Recently, I sat in a meeting where a client was convinced that their employees would better engage with the purpose of the business by receiving a fridge magnet with a pithy purpose statement. Helping employees understand purpose is a whole other post, but it was the naievity of this idea that slapped me back into the reality that some large organisations have no idea about what their employees are interested in. Even worse is the assumption that they are interested in what the leaders (or business) wants to say to them. This is good article about the ‘give them goodies’ thinking.
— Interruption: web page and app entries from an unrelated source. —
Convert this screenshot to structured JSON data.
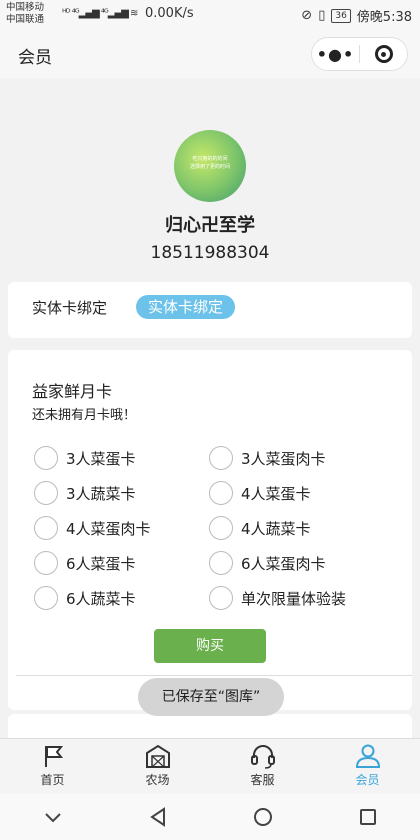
{
  "status_bar": {
    "carrier1": "中国移动",
    "carrier2": "中国联通",
    "signal_text": "HD 4G ⁴ᴳ",
    "net_speed": "0.00K/s",
    "battery": "36",
    "time": "傍晚5:38"
  },
  "nav": {
    "title": "会员",
    "more_icon": "more-dots-icon",
    "close_icon": "target-icon"
  },
  "profile": {
    "avatar_text_line1": "吃只用的的的间",
    "avatar_text_line2": "选择用了更的时间",
    "username": "归心卍至学",
    "phone": "18511988304"
  },
  "card_binding": {
    "label": "实体卡绑定",
    "button_label": "实体卡绑定"
  },
  "monthly_card": {
    "title": "益家鲜月卡",
    "subtitle": "还未拥有月卡哦！",
    "options": [
      "3人菜蛋卡",
      "3人菜蛋肉卡",
      "3人蔬菜卡",
      "4人菜蛋卡",
      "4人菜蛋肉卡",
      "4人蔬菜卡",
      "6人菜蛋卡",
      "6人菜蛋肉卡",
      "6人蔬菜卡",
      "单次限量体验装"
    ],
    "buy_label": "购买"
  },
  "toast": "已保存至“图库”",
  "tabs": [
    {
      "label": "首页",
      "icon": "flag-icon"
    },
    {
      "label": "农场",
      "icon": "barn-icon"
    },
    {
      "label": "客服",
      "icon": "headset-icon"
    },
    {
      "label": "会员",
      "icon": "user-icon",
      "active": true
    }
  ],
  "colors": {
    "accent_blue": "#3aa4d8",
    "tag_blue": "#6cc2e8",
    "buy_green": "#6ab04c"
  }
}
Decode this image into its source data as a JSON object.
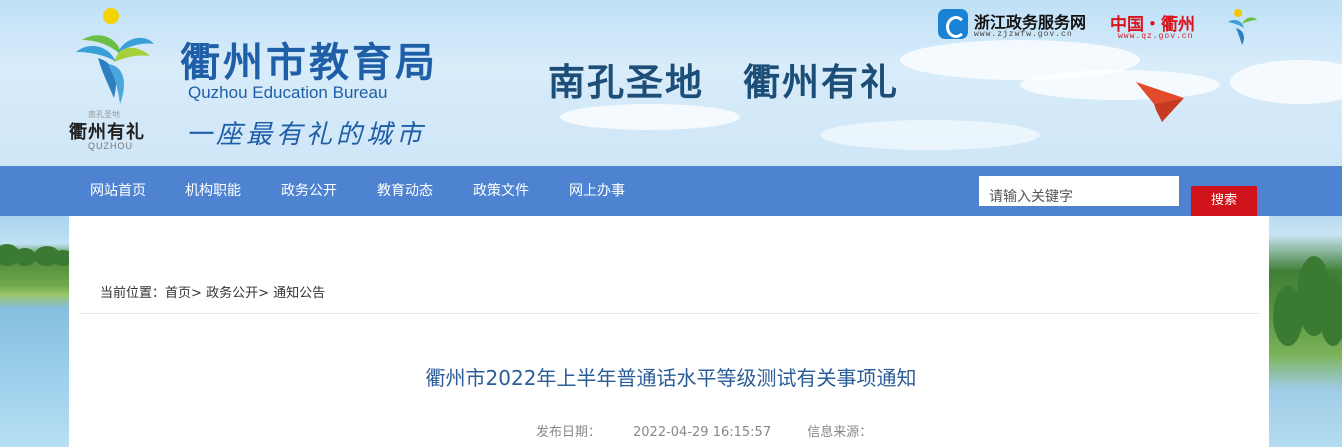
{
  "header": {
    "site_title": "衢州市教育局",
    "site_title_en": "Quzhou Education Bureau",
    "slogan_script": "一座最有礼的城市",
    "logo_small_text": "南孔圣地",
    "logo_city": "衢州有礼",
    "logo_city_en": "QUZHOU",
    "tagline": "南孔圣地　衢州有礼",
    "zj_link": {
      "name": "浙江政务服务网",
      "url": "www.zjzwfw.gov.cn"
    },
    "qz_link": {
      "name": "中国・衢州",
      "url": "www.qz.gov.cn"
    }
  },
  "nav": {
    "items": [
      {
        "label": "网站首页"
      },
      {
        "label": "机构职能"
      },
      {
        "label": "政务公开"
      },
      {
        "label": "教育动态"
      },
      {
        "label": "政策文件"
      },
      {
        "label": "网上办事"
      }
    ]
  },
  "search": {
    "placeholder": "请输入关键字",
    "button_label": "搜索"
  },
  "breadcrumb": {
    "prefix": "当前位置：",
    "items": [
      "首页",
      "政务公开",
      "通知公告"
    ],
    "separator": ">"
  },
  "article": {
    "title": "衢州市2022年上半年普通话水平等级测试有关事项通知",
    "date_label": "发布日期：",
    "date": "2022-04-29 16:15:57",
    "source_label": "信息来源："
  },
  "colors": {
    "nav_bg": "#4e83d2",
    "title_blue": "#1f5fa8",
    "search_button": "#d0121b",
    "article_title": "#2a5d97"
  },
  "icons": [
    "zjzwfw-logo-icon",
    "quzhou-emblem-icon",
    "paper-plane-icon",
    "education-bureau-logo-icon"
  ]
}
One way to engage around company purpose is to involve employees in articulating what the purpose is – and what it means to them. We all often share our employers story, or purpose, at a BBQ, dinner party or at the pub, so as communicators, lets start by helping people talk about who they work for. I’m not talking about the elevator speech either…it’s time to ditch that concept. Help people have conversations, arm them with facts, bust myths about your industry and find the things that excites people are that they’re interested in. Then let them run.


Bristol Art MRI learned today: about paracosms
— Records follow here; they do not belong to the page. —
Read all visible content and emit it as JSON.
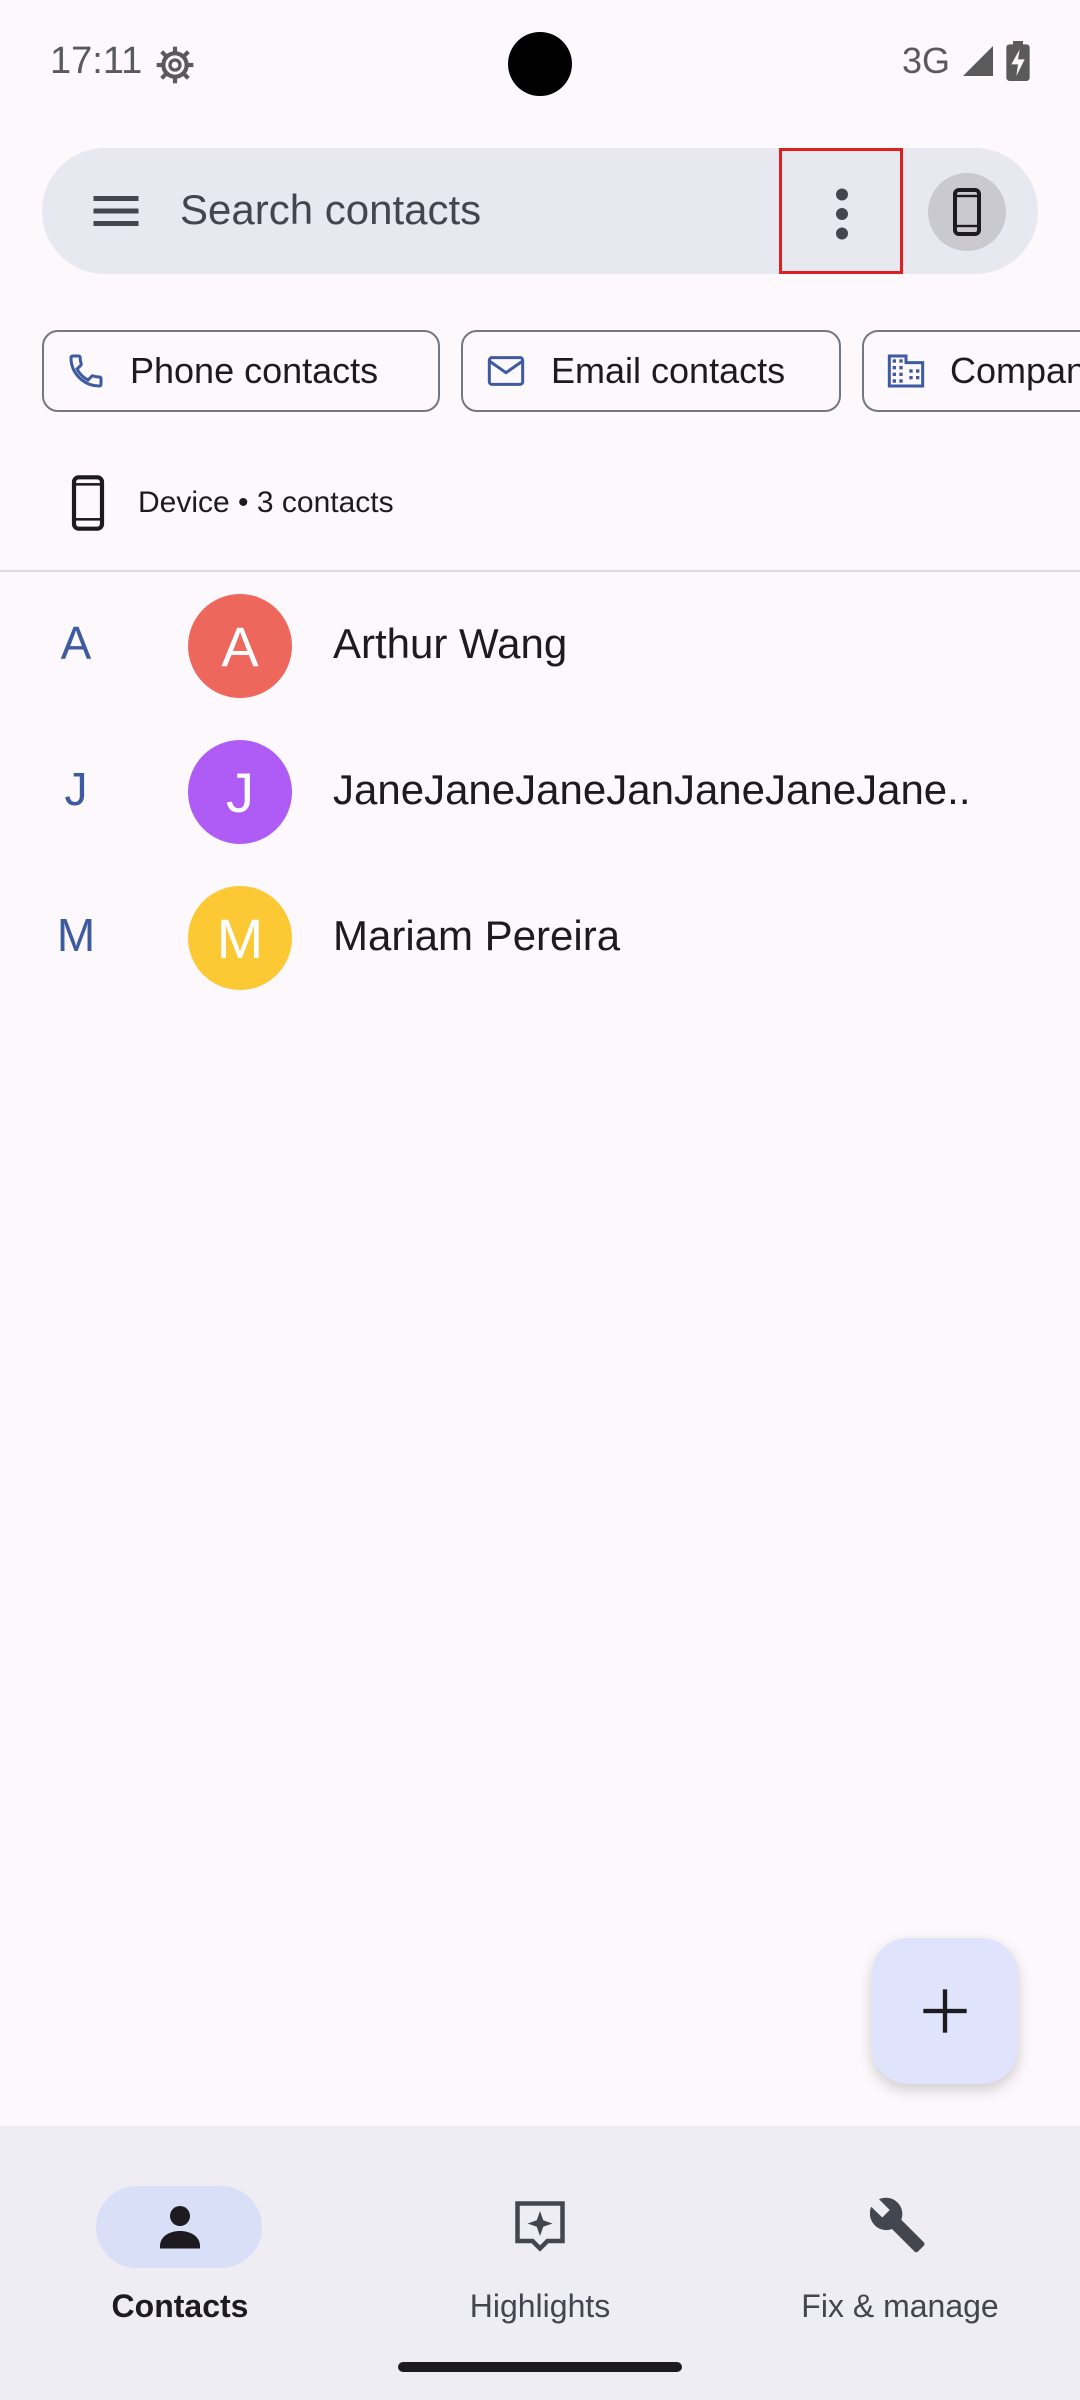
{
  "status_bar": {
    "time": "17:11",
    "network": "3G",
    "icons": [
      "settings-gear-icon",
      "signal-icon",
      "battery-charging-icon"
    ]
  },
  "search": {
    "placeholder": "Search contacts",
    "menu_icon": "hamburger-menu-icon",
    "more_icon": "more-vert-icon",
    "account_icon": "phone-device-icon"
  },
  "filter_chips": [
    {
      "label": "Phone contacts",
      "icon": "phone-icon"
    },
    {
      "label": "Email contacts",
      "icon": "mail-icon"
    },
    {
      "label": "Compan",
      "icon": "business-icon"
    }
  ],
  "account": {
    "label": "Device • 3 contacts",
    "icon": "phone-device-icon"
  },
  "contacts": [
    {
      "section": "A",
      "initial": "A",
      "name": "Arthur Wang",
      "color": "#ee675c"
    },
    {
      "section": "J",
      "initial": "J",
      "name": "JaneJaneJaneJanJaneJaneJane..",
      "color": "#af5cf7"
    },
    {
      "section": "M",
      "initial": "M",
      "name": "Mariam Pereira",
      "color": "#fcc934"
    }
  ],
  "fab": {
    "icon": "plus-icon"
  },
  "bottom_nav": [
    {
      "label": "Contacts",
      "icon": "person-icon",
      "active": true
    },
    {
      "label": "Highlights",
      "icon": "sparkle-icon",
      "active": false
    },
    {
      "label": "Fix & manage",
      "icon": "wrench-icon",
      "active": false
    }
  ],
  "colors": {
    "accent": "#3e5aa0",
    "background": "#fcf8fc",
    "search_bg": "#e8e8f0",
    "fab_bg": "#dfe3fb",
    "nav_bg": "#efedf4",
    "nav_active_pill": "#d9dff6"
  }
}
paracosm is an ornate, richly detailed imaginary world. Seth Godin has inspired and educated me, once again, to stretch my brain.

Here’s the kicker: “The most effective, powerful way to envision the future is to envision it, all of it, including a future that doesn’t include your sacred cows. Only then can you try it on for size, imagine what the forces at work might be and then work to either prevent (or even better, improve on) that future and your role in it.”

The insightful Mr.Wilson

IMG_7671One of the pioneers of the dance music scene I love is Greg Wilson. This year it’s 10 years since he re-entered the DJ scene and he continues to bring insight, rare tracks, brilliant re-edits and soul to dance music. In this article he describes himself as a’bridge builder’. Read on… to find out what that means.